The task ▸ A word-for-word copy of the entries is the goal; leave out the pictures.

Dataset rows for apps and sites
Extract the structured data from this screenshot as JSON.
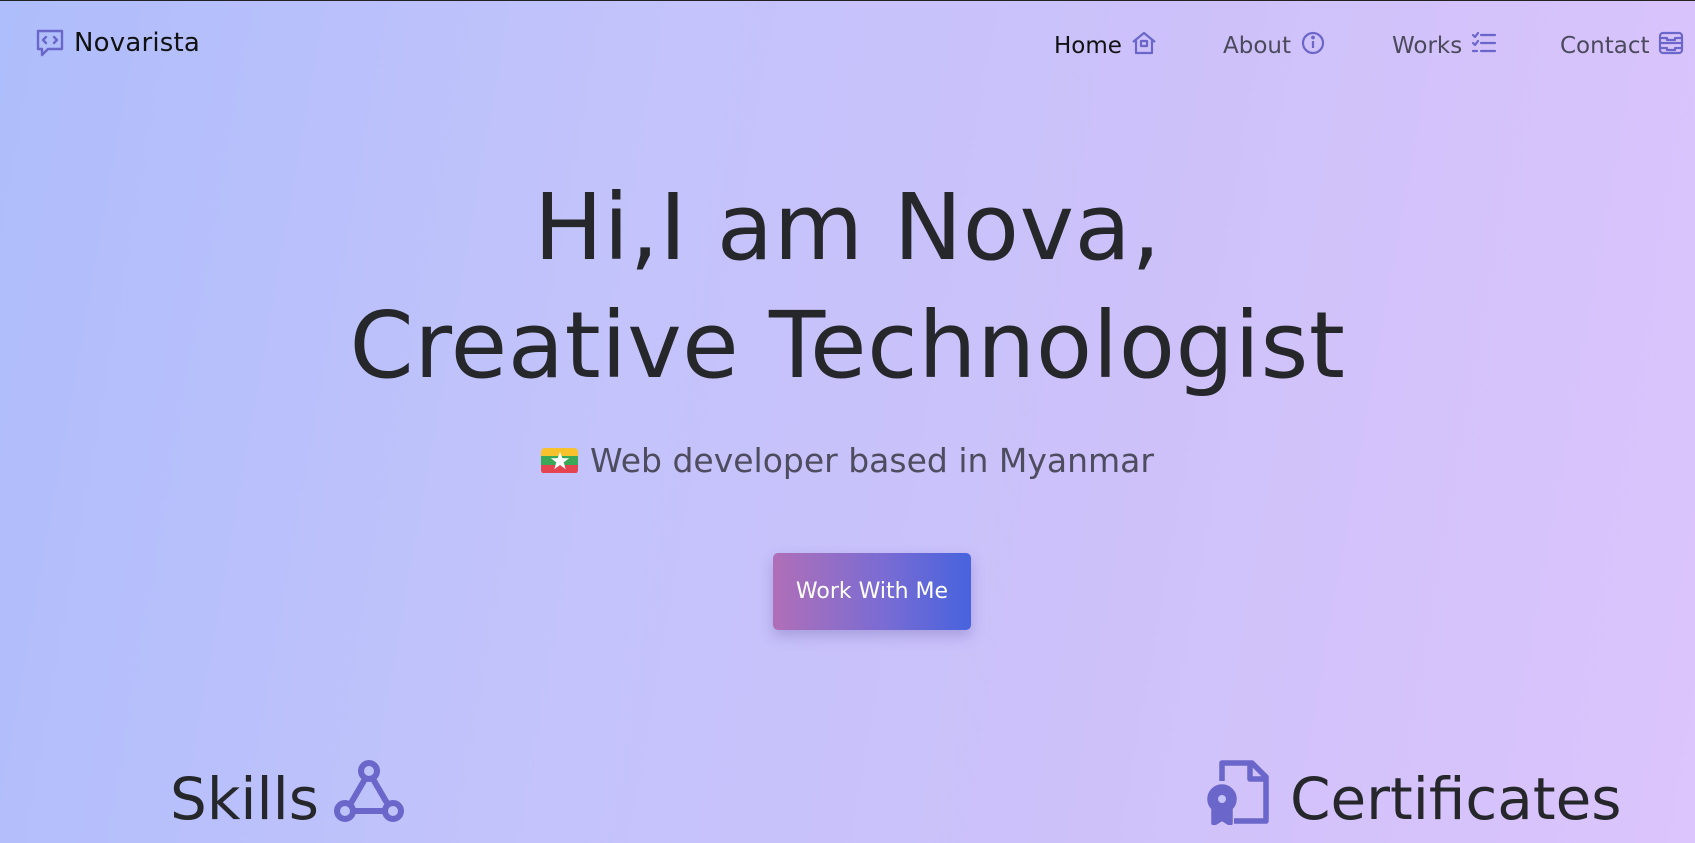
{
  "brand": {
    "name": "Novarista",
    "icon": "code-chat-icon"
  },
  "nav": {
    "home": {
      "label": "Home",
      "icon": "house-icon"
    },
    "about": {
      "label": "About",
      "icon": "info-circle-icon"
    },
    "works": {
      "label": "Works",
      "icon": "list-check-icon"
    },
    "contact": {
      "label": "Contact",
      "icon": "inbox-stack-icon"
    }
  },
  "hero": {
    "line1": "Hi,I am Nova,",
    "line2": "Creative Technologist",
    "tagline": "Web developer based in Myanmar",
    "flag": "myanmar-flag-icon",
    "cta_label": "Work With Me"
  },
  "sections": {
    "skills": {
      "title": "Skills",
      "icon": "share-nodes-icon"
    },
    "certificates": {
      "title": "Certificates",
      "icon": "file-certificate-icon"
    }
  },
  "colors": {
    "accent_icon": "#6b66c9",
    "text_dark": "#25272b",
    "text_muted": "#4b4a5c",
    "cta_gradient_start": "#b06fb7",
    "cta_gradient_end": "#4763dd"
  }
}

Response area ▸
Extract the structured data from this screenshot as JSON.
{
  "brand": {
    "name": "Novarista",
    "icon": "code-chat-icon"
  },
  "nav": {
    "home": {
      "label": "Home",
      "icon": "house-icon"
    },
    "about": {
      "label": "About",
      "icon": "info-circle-icon"
    },
    "works": {
      "label": "Works",
      "icon": "list-check-icon"
    },
    "contact": {
      "label": "Contact",
      "icon": "inbox-stack-icon"
    }
  },
  "hero": {
    "line1": "Hi,I am Nova,",
    "line2": "Creative Technologist",
    "tagline": "Web developer based in Myanmar",
    "flag": "myanmar-flag-icon",
    "cta_label": "Work With Me"
  },
  "sections": {
    "skills": {
      "title": "Skills",
      "icon": "share-nodes-icon"
    },
    "certificates": {
      "title": "Certificates",
      "icon": "file-certificate-icon"
    }
  },
  "colors": {
    "accent_icon": "#6b66c9",
    "text_dark": "#25272b",
    "text_muted": "#4b4a5c",
    "cta_gradient_start": "#b06fb7",
    "cta_gradient_end": "#4763dd"
  }
}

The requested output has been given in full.